What we do - Local Community
Locally clubs seeks to identify community needs and then to work with the community to bring lasting improvements.
While most clubs develop a wide range of projects many participate in / support the following:
Trees for Survival
Started by Rotary Club of Pakuranga but now a Rotary supported organisations with close Rotary links, Trees for Survival is an environmental education programme which involves young people growing and planting native trees to restore natural habitats by helping landowners revegetate erosion prone land, improve stream flow and water quality and increase biodiversity. The Trees for Survival programme creates community partnerships by engaging schools, their community, local businesses and Councils all working together to restore our natural heritage.
For further details see: http://www.tfsnz.org.nz/
Usbourne Pictorial Dictionaries
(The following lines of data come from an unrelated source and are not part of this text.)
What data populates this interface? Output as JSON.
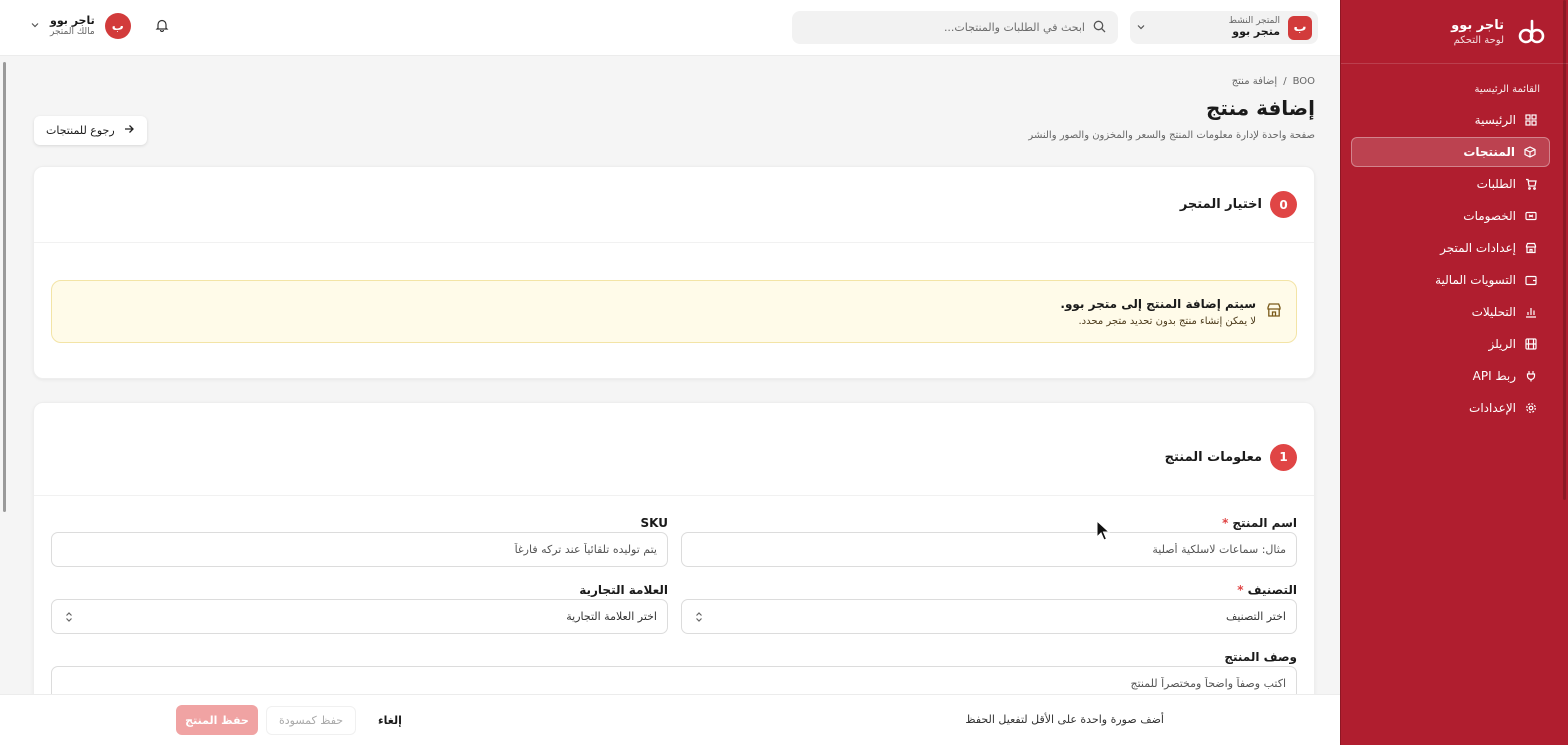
{
  "brand": {
    "name": "تاجر بوو",
    "subtitle": "لوحة التحكم"
  },
  "sidebar": {
    "section_title": "القائمة الرئيسية",
    "items": [
      {
        "label": "الرئيسية",
        "icon": "grid-icon",
        "active": false
      },
      {
        "label": "المنتجات",
        "icon": "box-icon",
        "active": true
      },
      {
        "label": "الطلبات",
        "icon": "cart-icon",
        "active": false
      },
      {
        "label": "الخصومات",
        "icon": "ticket-icon",
        "active": false
      },
      {
        "label": "إعدادات المتجر",
        "icon": "store-icon",
        "active": false
      },
      {
        "label": "التسويات المالية",
        "icon": "wallet-icon",
        "active": false
      },
      {
        "label": "التحليلات",
        "icon": "bar-chart-icon",
        "active": false
      },
      {
        "label": "الريلز",
        "icon": "film-icon",
        "active": false
      },
      {
        "label": "ربط API",
        "icon": "plug-icon",
        "active": false
      },
      {
        "label": "الإعدادات",
        "icon": "gear-icon",
        "active": false
      }
    ]
  },
  "topbar": {
    "store_label": "المتجر النشط",
    "store_value": "متجر بوو",
    "store_badge": "ب",
    "search_placeholder": "ابحث في الطلبات والمنتجات...",
    "user_name": "تاجر بوو",
    "user_role": "مالك المتجر",
    "user_avatar": "ب"
  },
  "page": {
    "breadcrumb_root": "BOO",
    "breadcrumb_sep": "/",
    "breadcrumb_current": "إضافة منتج",
    "title": "إضافة منتج",
    "subtitle": "صفحة واحدة لإدارة معلومات المنتج والسعر والمخزون والصور والنشر",
    "back_label": "رجوع للمنتجات"
  },
  "store_section": {
    "step": "0",
    "title": "اختيار المتجر",
    "alert_title": "سيتم إضافة المنتج إلى متجر بوو.",
    "alert_desc": "لا يمكن إنشاء منتج بدون تحديد متجر محدد."
  },
  "product_section": {
    "step": "1",
    "title": "معلومات المنتج",
    "name_label": "اسم المنتج",
    "required_mark": "*",
    "name_placeholder": "مثال: سماعات لاسلكية أصلية",
    "sku_label": "SKU",
    "sku_placeholder": "يتم توليده تلقائياً عند تركه فارغاً",
    "category_label": "التصنيف",
    "category_value": "اختر التصنيف",
    "brand_label": "العلامة التجارية",
    "brand_value": "اختر العلامة التجارية",
    "description_label": "وصف المنتج",
    "description_placeholder": "اكتب وصفاً واضحاً ومختصراً للمنتج"
  },
  "footer": {
    "message": "أضف صورة واحدة على الأقل لتفعيل الحفظ",
    "cancel_label": "إلغاء",
    "draft_label": "حفظ كمسودة",
    "save_label": "حفظ المنتج"
  },
  "colors": {
    "sidebar": "#b01e2f",
    "accent": "#e04545",
    "alert_bg": "#fffbe9"
  }
}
To improve literacy and understanding in Primary School children, by providing them individually, with their own comprehensive illustrated dictionary. The original project was aimed at providing year 4 students in low decile schools in our district with their own dictionary. As students with low literacy skills are found in all schools, many clubs link with schools with higher deciles and students above Year 4. The dictionary is seen as a gift to each child that will be taken into the home and become a reference for all family members.
The Dictionary project was instigated in the 2008-9 Rotary year following an initiative of Past RI President Bill Boyd who had seen the benefits of a similar project in the USA during his year of Presidency. Bill’s club (Pakuranga) in D9920 adopted the project and organises it on a nationwide basis. To date dictionaries with a retail value of nearly $3 million have been distributed throughout New Zealand.
Stroke Foundation: Big New Zealand Blood Pressure Check
The Big New Zealand Blood Pressure Check takes place every October. This involves volunteers from Rotary, St John and Wellington Free who offer blood pressure checks at local Pak ‘n Save and New World supermarkets. The campaign is organised by the Rotary Zone Communications Committee (ROZCOM)
For further details see: http://www.stroke.org.nz/stroke-blood-pressure-campaign
Started by Rotary in 1971 but now a Rotary supported organisations with close Rotary links, Cure Kids aims for a healthy childhood for everyone, focusing on raising funds to enable high-impact medical research to find the cures for children in need. The funds go to supporting specialist researchers in solutions to serious medical issues affecting children. Many Rotary clubs donate to Cure Kids and Rotarians take part in their fundraising events including clubs supporting the annual Red Nose Day. The Rotary involvement in Red Nose Day is organised by the Rotary Zone Communications Committee (ROZCOM)
For further details see: www.curekids.org.nz
This a wide ranging topic but Vocational Service is one of the five avenues of service. It is the essence of Rotary and what sets Rotarian's apart from other service organisations and many clubs have projects relevant to the the following or a part of other associated projects such as literacy or other youth projects. It is set out in the Second Object of Rotary...
High ethical Standards in business and professions; the recognition of the worthiness of all useful occupations; and the dignifying of each Rotarian's occupation as an opportunity to serve society.
So it is Rotarian's efforts and behaviours within their vocations and business to
- foster and guide adherence to honesty, accountability, fairness, integrity and respect with all employers, employees, associates, competitors and the public;
- take the opportunity individually and collectively to contribute their vocational talents to the problems and needs of society.
Vocational Training Teams is another large area - see International Community.
This is Rotary's only programme for seniors. Probus clubs can only be formed by a Rotary club but thereafter are self-governing and autonomous from Rotary although most founding clubs retain some association. Probus is all about Friendship, Fellowship and Fun in retirement. Probus provides those over 55yo with the opportunity to join together in clubs and to progress healthy minds and active bodies through social interaction and activities with retirees in their community opening the door to new experiences and friendships and enabling people to stay active by participating in a wide range of activities and explore their community, their country or the world.
For further details see: http://www.probussouthpacific.org/tags/NZ
The mission? To raise upwards of $150,000 to $200,000 for the Breathing Space Southland Trust, which oversees a night shelter established in 2013 for Invercargill’s homeless.
A number of clubs in Invercargill joined forces for this project where there was an emphasis on Rotarians contributing their vocational skills in the organisation and building of the houses and only paying for professional services to fill skill gaps.